## GIVEN RECORDS
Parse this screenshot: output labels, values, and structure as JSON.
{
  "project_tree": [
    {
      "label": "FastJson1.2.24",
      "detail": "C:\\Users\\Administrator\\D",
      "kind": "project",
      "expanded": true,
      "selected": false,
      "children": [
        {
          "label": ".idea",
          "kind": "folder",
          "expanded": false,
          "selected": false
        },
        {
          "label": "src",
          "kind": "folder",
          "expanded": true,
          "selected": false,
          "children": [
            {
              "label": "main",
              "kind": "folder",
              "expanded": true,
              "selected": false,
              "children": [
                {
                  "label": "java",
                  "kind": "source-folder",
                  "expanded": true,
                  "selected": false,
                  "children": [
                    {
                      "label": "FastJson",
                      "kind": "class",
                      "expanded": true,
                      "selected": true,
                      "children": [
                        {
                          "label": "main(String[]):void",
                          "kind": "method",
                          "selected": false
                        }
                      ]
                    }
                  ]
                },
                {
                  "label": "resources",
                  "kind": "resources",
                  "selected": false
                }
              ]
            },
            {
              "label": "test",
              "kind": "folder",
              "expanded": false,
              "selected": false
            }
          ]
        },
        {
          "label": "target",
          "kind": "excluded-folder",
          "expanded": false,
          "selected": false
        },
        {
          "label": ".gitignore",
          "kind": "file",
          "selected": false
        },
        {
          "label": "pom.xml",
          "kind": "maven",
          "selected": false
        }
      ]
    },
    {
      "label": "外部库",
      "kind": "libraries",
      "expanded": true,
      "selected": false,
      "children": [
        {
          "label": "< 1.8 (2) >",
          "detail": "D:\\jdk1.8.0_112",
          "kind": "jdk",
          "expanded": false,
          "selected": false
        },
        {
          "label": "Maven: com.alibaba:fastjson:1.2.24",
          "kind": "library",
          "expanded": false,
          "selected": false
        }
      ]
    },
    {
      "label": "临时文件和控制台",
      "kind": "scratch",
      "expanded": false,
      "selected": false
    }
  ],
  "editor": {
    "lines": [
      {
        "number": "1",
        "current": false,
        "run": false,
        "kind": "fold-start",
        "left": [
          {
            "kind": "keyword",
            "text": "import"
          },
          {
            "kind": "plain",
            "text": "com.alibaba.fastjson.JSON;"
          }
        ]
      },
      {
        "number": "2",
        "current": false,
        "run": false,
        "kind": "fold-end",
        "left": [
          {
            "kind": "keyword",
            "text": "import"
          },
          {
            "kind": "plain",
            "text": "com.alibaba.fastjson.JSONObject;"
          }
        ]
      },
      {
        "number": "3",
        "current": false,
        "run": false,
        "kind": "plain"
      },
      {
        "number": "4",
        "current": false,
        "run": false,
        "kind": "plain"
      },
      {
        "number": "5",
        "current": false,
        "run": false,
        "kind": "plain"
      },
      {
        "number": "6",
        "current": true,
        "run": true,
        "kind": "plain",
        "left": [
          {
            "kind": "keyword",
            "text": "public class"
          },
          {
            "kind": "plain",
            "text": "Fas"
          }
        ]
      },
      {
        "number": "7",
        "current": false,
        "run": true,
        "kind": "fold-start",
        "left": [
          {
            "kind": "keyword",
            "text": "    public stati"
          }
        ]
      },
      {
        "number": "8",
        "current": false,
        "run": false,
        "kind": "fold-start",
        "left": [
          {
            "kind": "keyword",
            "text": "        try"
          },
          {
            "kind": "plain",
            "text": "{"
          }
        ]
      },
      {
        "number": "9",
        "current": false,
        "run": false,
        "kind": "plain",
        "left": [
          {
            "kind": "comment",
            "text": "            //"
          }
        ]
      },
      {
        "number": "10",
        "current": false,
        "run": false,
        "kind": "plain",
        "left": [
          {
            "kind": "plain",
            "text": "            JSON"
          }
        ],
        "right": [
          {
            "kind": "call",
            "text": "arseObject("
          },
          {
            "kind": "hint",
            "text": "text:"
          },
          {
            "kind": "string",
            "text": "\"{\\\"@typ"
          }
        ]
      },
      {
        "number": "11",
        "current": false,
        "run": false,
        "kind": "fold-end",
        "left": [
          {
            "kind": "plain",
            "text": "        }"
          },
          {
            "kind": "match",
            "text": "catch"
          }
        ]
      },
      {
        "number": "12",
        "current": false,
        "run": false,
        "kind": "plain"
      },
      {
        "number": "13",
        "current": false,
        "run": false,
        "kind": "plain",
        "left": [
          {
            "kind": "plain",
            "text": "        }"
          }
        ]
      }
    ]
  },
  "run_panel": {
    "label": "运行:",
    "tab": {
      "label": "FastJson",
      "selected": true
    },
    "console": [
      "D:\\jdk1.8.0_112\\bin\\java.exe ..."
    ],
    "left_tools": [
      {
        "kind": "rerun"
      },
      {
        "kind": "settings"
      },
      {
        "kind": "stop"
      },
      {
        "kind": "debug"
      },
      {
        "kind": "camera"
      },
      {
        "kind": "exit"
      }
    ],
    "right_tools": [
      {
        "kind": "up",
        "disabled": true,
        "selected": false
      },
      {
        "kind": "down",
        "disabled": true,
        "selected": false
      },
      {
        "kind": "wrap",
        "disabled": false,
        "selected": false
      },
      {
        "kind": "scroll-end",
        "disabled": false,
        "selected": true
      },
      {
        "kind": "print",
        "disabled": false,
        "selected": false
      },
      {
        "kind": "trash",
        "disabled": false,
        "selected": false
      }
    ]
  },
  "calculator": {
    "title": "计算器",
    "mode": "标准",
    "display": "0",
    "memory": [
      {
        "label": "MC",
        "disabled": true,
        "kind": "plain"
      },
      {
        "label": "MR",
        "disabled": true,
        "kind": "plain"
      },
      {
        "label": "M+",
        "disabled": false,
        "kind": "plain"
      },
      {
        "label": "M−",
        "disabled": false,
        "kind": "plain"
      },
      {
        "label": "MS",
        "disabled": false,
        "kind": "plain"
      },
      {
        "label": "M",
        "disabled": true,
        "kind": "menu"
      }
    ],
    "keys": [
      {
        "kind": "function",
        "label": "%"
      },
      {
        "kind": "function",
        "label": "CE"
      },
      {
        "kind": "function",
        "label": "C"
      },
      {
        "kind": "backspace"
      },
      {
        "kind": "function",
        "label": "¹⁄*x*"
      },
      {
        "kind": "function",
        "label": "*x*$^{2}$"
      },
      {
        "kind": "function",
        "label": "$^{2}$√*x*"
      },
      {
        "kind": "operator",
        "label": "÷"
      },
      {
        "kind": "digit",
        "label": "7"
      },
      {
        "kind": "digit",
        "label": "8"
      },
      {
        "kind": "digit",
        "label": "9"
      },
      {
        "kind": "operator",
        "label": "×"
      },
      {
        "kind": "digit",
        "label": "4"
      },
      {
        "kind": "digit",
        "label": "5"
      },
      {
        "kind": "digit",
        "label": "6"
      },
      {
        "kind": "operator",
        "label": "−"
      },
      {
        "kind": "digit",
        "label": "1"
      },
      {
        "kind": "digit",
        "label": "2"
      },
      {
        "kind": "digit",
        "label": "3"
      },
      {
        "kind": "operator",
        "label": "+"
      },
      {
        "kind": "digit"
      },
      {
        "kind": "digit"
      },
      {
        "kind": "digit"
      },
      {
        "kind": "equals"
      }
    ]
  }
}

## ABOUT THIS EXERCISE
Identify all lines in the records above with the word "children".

## WRITTEN REPLY
      "children": [
          "children": [
              "children": [
                  "children": [
                      "children": [
      "children": [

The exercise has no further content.